Outer space is incomprehensibly vast and empty. Yet over the past century, humans have managed to clutter a region known as low Earth orbit (LEO), which stretches from 125 to 1,200 miles above the surface of the planet, with "space debris." This broad category of man-made objects includes "dead" satellites, jettisoned rocket boosters, shrapnel from collisions, lost equipment such as cameras and spatulas, and chunks of frozen urine.
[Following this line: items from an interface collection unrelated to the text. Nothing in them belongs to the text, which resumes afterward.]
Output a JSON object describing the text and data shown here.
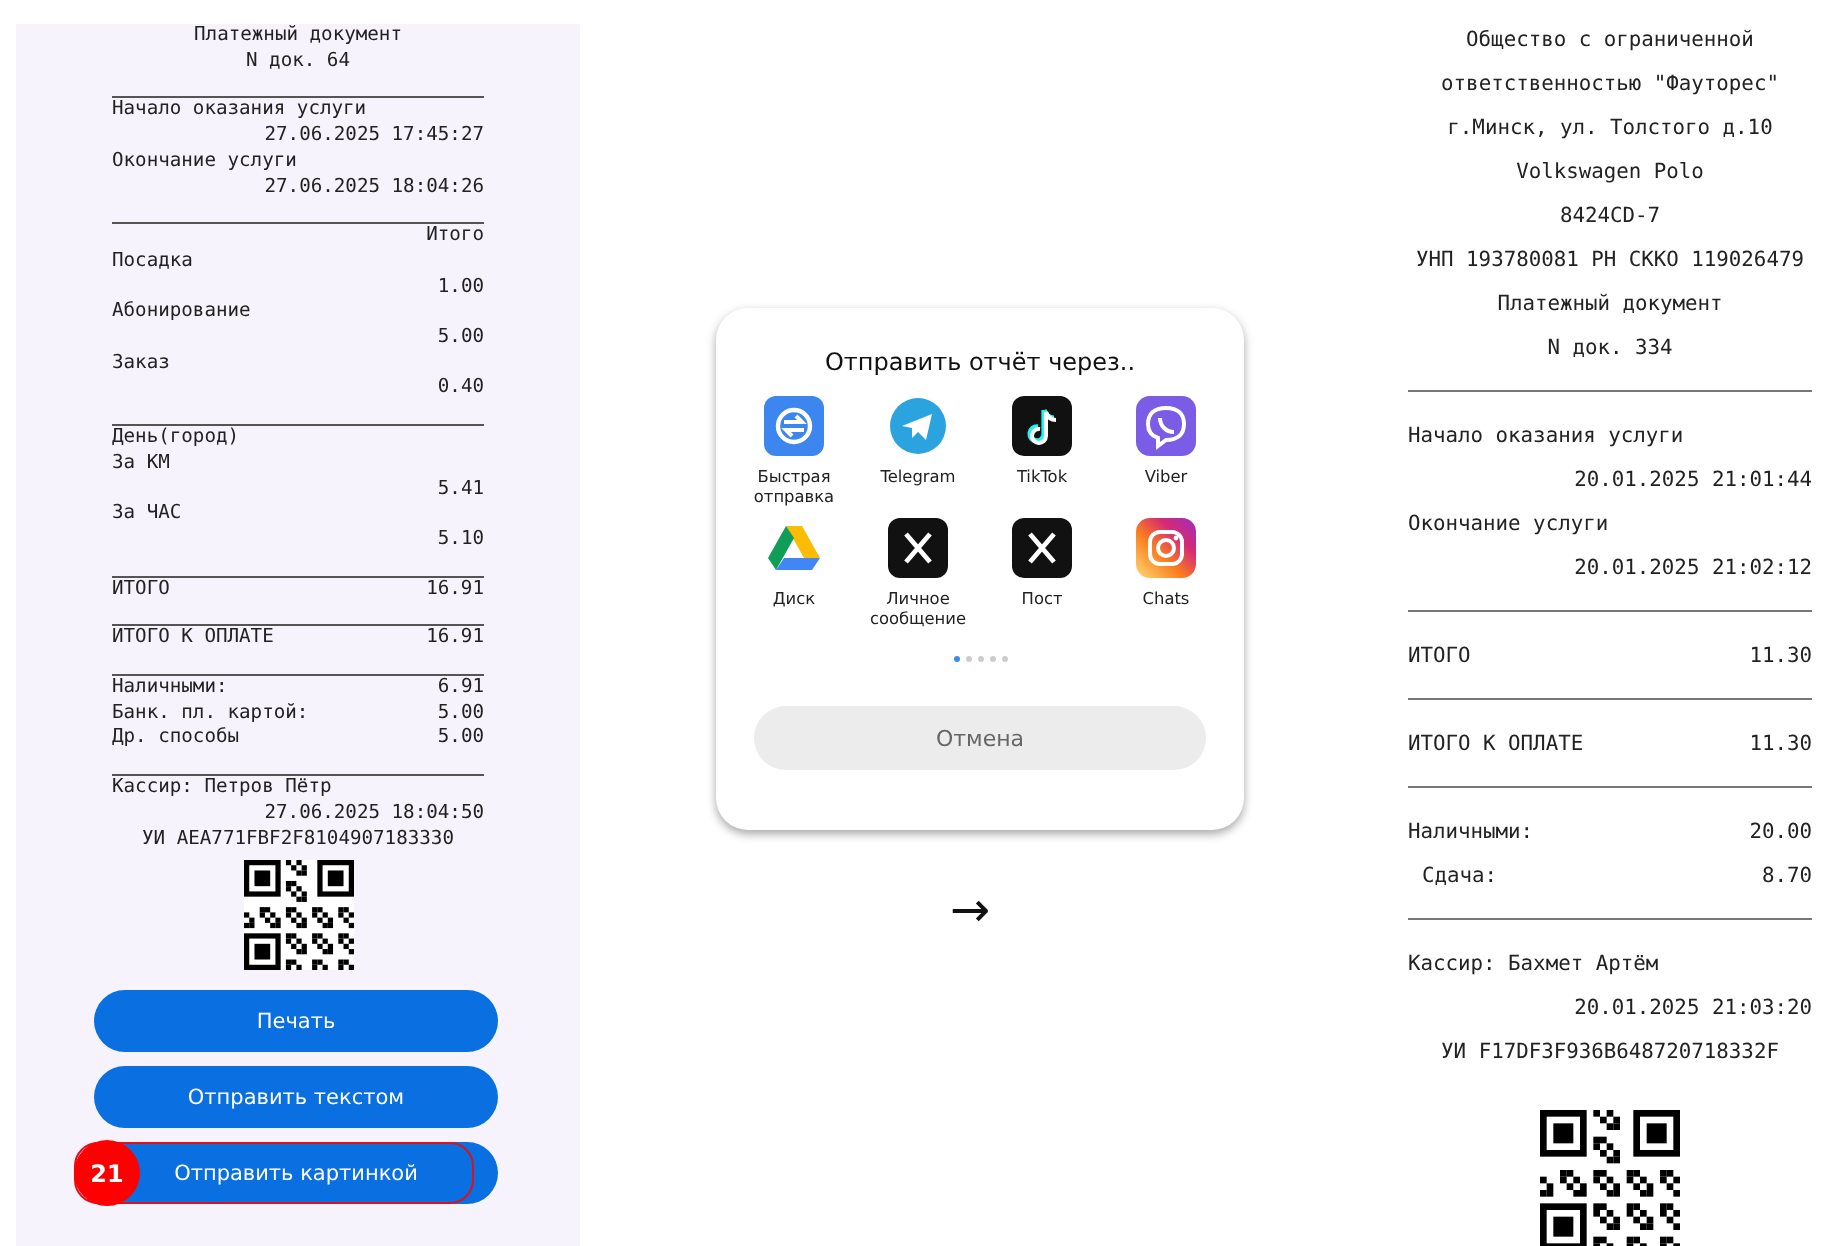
{
  "left_receipt": {
    "lines": [
      {
        "kind": "center",
        "text": "Платежный документ"
      },
      {
        "kind": "center",
        "text": "N док. 64"
      },
      {
        "kind": "rule"
      },
      {
        "kind": "left",
        "text": "Начало оказания услуги"
      },
      {
        "kind": "right",
        "text": "27.06.2025 17:45:27"
      },
      {
        "kind": "left",
        "text": "Окончание услуги"
      },
      {
        "kind": "right",
        "text": "27.06.2025 18:04:26"
      },
      {
        "kind": "rule"
      },
      {
        "kind": "right",
        "text": "Итого"
      },
      {
        "kind": "left",
        "text": "Посадка"
      },
      {
        "kind": "right",
        "text": "1.00"
      },
      {
        "kind": "left",
        "text": "Абонирование"
      },
      {
        "kind": "right",
        "text": "5.00"
      },
      {
        "kind": "left",
        "text": "Заказ"
      },
      {
        "kind": "right",
        "text": "0.40"
      },
      {
        "kind": "rule"
      },
      {
        "kind": "left",
        "text": "День(город)"
      },
      {
        "kind": "left",
        "text": "За КМ"
      },
      {
        "kind": "right",
        "text": "5.41"
      },
      {
        "kind": "left",
        "text": "За ЧАС"
      },
      {
        "kind": "right",
        "text": "5.10"
      },
      {
        "kind": "rule"
      },
      {
        "kind": "pair",
        "text": "ИТОГО",
        "value": "16.91"
      },
      {
        "kind": "rule"
      },
      {
        "kind": "pair",
        "text": "ИТОГО К ОПЛАТЕ",
        "value": "16.91"
      },
      {
        "kind": "rule"
      },
      {
        "kind": "pair",
        "text": "Наличными:",
        "value": "6.91"
      },
      {
        "kind": "pair",
        "text": "Банк. пл. картой:",
        "value": "5.00"
      },
      {
        "kind": "pair",
        "text": "Др. способы",
        "value": "5.00"
      },
      {
        "kind": "rule"
      },
      {
        "kind": "left",
        "text": "Кассир: Петров Пётр"
      },
      {
        "kind": "right",
        "text": "27.06.2025 18:04:50"
      },
      {
        "kind": "center",
        "text": "УИ AEA771FBF2F8104907183330"
      },
      {
        "kind": "qr"
      }
    ],
    "buttons": [
      {
        "label": "Печать",
        "highlighted": false
      },
      {
        "label": "Отправить текстом",
        "highlighted": false
      },
      {
        "label": "Отправить картинкой",
        "highlighted": true,
        "badge": "21"
      }
    ]
  },
  "share_sheet": {
    "title": "Отправить отчёт через..",
    "apps": [
      {
        "label": "Быстрая отправка"
      },
      {
        "label": "Telegram"
      },
      {
        "label": "TikTok"
      },
      {
        "label": "Viber"
      },
      {
        "label": "Диск"
      },
      {
        "label": "Личное сообщение"
      },
      {
        "label": "Пост"
      },
      {
        "label": "Chats"
      }
    ],
    "pages": [
      {
        "selected": true
      },
      {
        "selected": false
      },
      {
        "selected": false
      },
      {
        "selected": false
      },
      {
        "selected": false
      }
    ],
    "cancel": "Отмена"
  },
  "arrow": "→",
  "right_receipt": {
    "lines": [
      {
        "kind": "center",
        "text": "Общество с ограниченной"
      },
      {
        "kind": "center",
        "text": "ответственностью \"Фауторес\""
      },
      {
        "kind": "center",
        "text": "г.Минск, ул. Толстого д.10"
      },
      {
        "kind": "center",
        "text": "Volkswagen Polo"
      },
      {
        "kind": "center",
        "text": "8424CD-7"
      },
      {
        "kind": "center",
        "text": "УНП 193780081 РН СККО 119026479"
      },
      {
        "kind": "center",
        "text": "Платежный документ"
      },
      {
        "kind": "center",
        "text": "N док. 334"
      },
      {
        "kind": "rule"
      },
      {
        "kind": "left",
        "text": "Начало оказания услуги"
      },
      {
        "kind": "right",
        "text": "20.01.2025 21:01:44"
      },
      {
        "kind": "left",
        "text": "Окончание услуги"
      },
      {
        "kind": "right",
        "text": "20.01.2025 21:02:12"
      },
      {
        "kind": "rule"
      },
      {
        "kind": "pair",
        "text": "ИТОГО",
        "value": "11.30"
      },
      {
        "kind": "rule"
      },
      {
        "kind": "pair",
        "text": "ИТОГО К ОПЛАТЕ",
        "value": "11.30"
      },
      {
        "kind": "rule"
      },
      {
        "kind": "pair",
        "text": "Наличными:",
        "value": "20.00"
      },
      {
        "kind": "subpair",
        "text": "Сдача:",
        "value": "8.70"
      },
      {
        "kind": "rule"
      },
      {
        "kind": "left",
        "text": "Кассир: Бахмет Артём"
      },
      {
        "kind": "right",
        "text": "20.01.2025 21:03:20"
      },
      {
        "kind": "center",
        "text": "УИ F17DF3F936B648720718332F"
      },
      {
        "kind": "qr"
      }
    ]
  }
}
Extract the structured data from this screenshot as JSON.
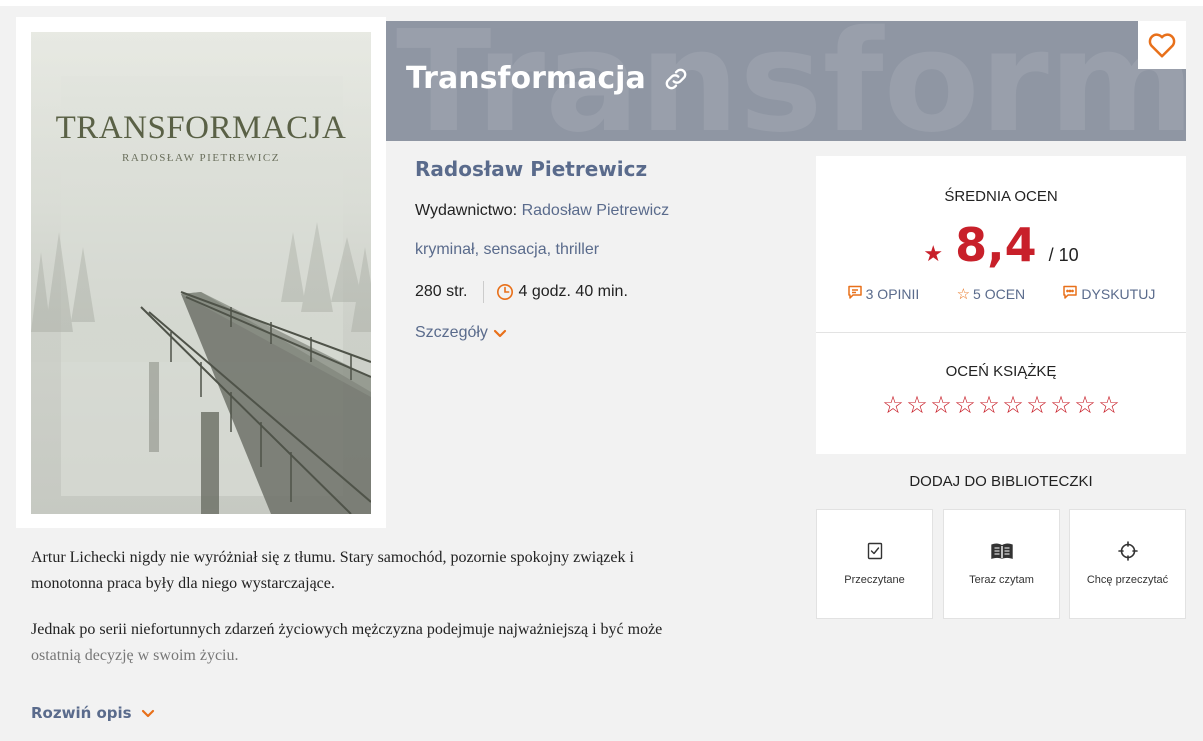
{
  "book": {
    "cover_title": "TRANSFORMACJA",
    "cover_author": "RADOSŁAW PIETREWICZ",
    "watermark": "Transforma",
    "title": "Transformacja",
    "author": "Radosław Pietrewicz",
    "publisher_label": "Wydawnictwo:",
    "publisher": "Radosław Pietrewicz",
    "genres": "kryminał, sensacja, thriller",
    "pages": "280 str.",
    "reading_time": "4 godz. 40 min.",
    "details_link": "Szczegóły"
  },
  "rating": {
    "avg_label": "ŚREDNIA OCEN",
    "avg_value": "8,4",
    "avg_max": "/ 10",
    "opinions": "3 OPINII",
    "ratings": "5 OCEN",
    "discuss": "DYSKUTUJ",
    "rate_label": "OCEŃ KSIĄŻKĘ",
    "stars_total": 10,
    "star_glyph": "☆"
  },
  "library": {
    "label": "DODAJ DO BIBLIOTECZKI",
    "buttons": {
      "read": "Przeczytane",
      "reading": "Teraz czytam",
      "want": "Chcę przeczytać"
    }
  },
  "description": {
    "p1_line1": "Artur Lichecki nigdy nie wyróżniał się z tłumu. Stary samochód, pozornie spokojny związek i",
    "p1_line2": "monotonna praca były dla niego wystarczające.",
    "p2_line1": "Jednak po serii niefortunnych zdarzeń życiowych mężczyzna podejmuje najważniejszą i być może",
    "p2_line2": "ostatnią decyzję w swoim życiu.",
    "expand": "Rozwiń opis"
  },
  "colors": {
    "accent": "#e8701a",
    "rating_red": "#c8202a",
    "link_blue": "#5a6b8c",
    "band": "#8f96a3"
  }
}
"It is not a simple problem," said Hanspeter Schaub, a professor of aerospace engineering sciences at the University of Colorado Boulder. "And it's not just a technological problem — there's an economic aspect, a political aspect, a social aspect. It's a complex field."